“I’m not sure we can save the transaction, but we have to try,” says William Hutchison, a partner at the Roberts Kaplan law firm who represents the co-op. “This is an urgent situation. I worry that if we’re not able to deliver a solution soon, some of the members may not live to get the benefits they are due.”
International trade, tank farms and heavy industry compete with the public’s desire for greater access to the river.
In her State of the City speech in 2001, then-Mayor Vera Katz introduced an ambitious new program called River Renaissance with the goal of improving both the economy and ecology of the Willamette River. To that end, city planners have been collecting ideas and exploring strategies to restore the river’s ecosystem without infringing on the needs of business. The end result of that effort is a deeply complex River Plan for the North Reach of the Willamette, with a plethora of new maps, charts and recommended policies. The plan offers much for industry, including $586.8 million in transportation infrastructure, but harbor businesses have united to attack it bitterly, saying it would raise costs and kill development. The overwhelmingly negative response from businesses has held up passage of the River Plan.
Part of the plan calls for more than 20 new restoration sites within the harbor for businesses to mitigate for the environmental impacts of new development. Businesses unable to restore their own properties could pay to restore these “mitigation banks.”
Gardner of the Working Waterfront Coalition says new fees and complicated new rules are the last things harbor businesses need in this economy, with the uncertainty of Superfund already slowing development. The coalition presented a letter of protest to the Portland Planning Commission in June, asking, “Why would a company invest in the harbor if permitting and fees are so much more complex and costly than they would be elsewhere? The proposed plan also reduces our ability to compete globally and react quickly to changing market opportunities. The result is lost jobs for the city and the region.”
Environmentalists such as Bob Sallinger, of the Audubon Society of Portland, who joined Gardner on a committee that helped craft the plan, are not sympathetic. “These companies and their shareholders profited from the degradation of the river,” he says. “They have the responsibility to pay for that damage, and to make sure it doesn’t happen again.”
The dispute has grown increasingly contentious and resulted in a series of behind-closed doors negotiations between Mayor Adams and industry representatives.

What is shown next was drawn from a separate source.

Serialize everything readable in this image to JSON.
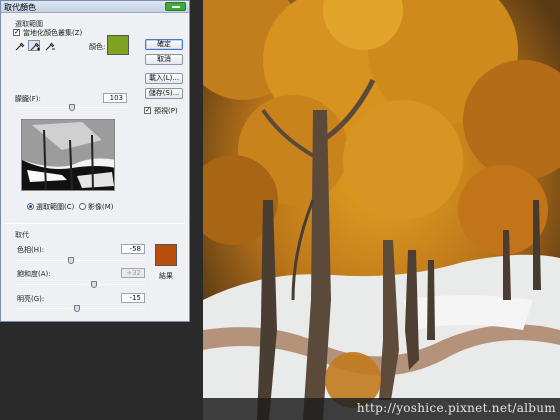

Adams says he is committed to finding a solution that works for the business community as well as the environment. “We’ve got a lot of work to do but collectively we are more than up to the task,” he says. “I refuse to accept that it’s either green or it’s good for business. We have proven in Portland that you can accomplish both.”
That may be true in parts of Portland, but it is not yet true in the Portland Harbor Superfund site. It will take decades of fighting, negotiating, encouraging and cajoling to restore the Lower Willamette River and set a course toward a more sustainable future for Portland Harbor. The transition is unlikely to be pleasant and almost certain to be expensive, time consuming and mind-numbingly complex. It is also crucial, to Oregon as well as Portland.
The harbor economy has brought prosperity to the region for 150 years, and it has the potential to do so for another 150 years into the future. But progress will remain sluggish until the river is cleaned up and the stifling weight of Superfund is lifted.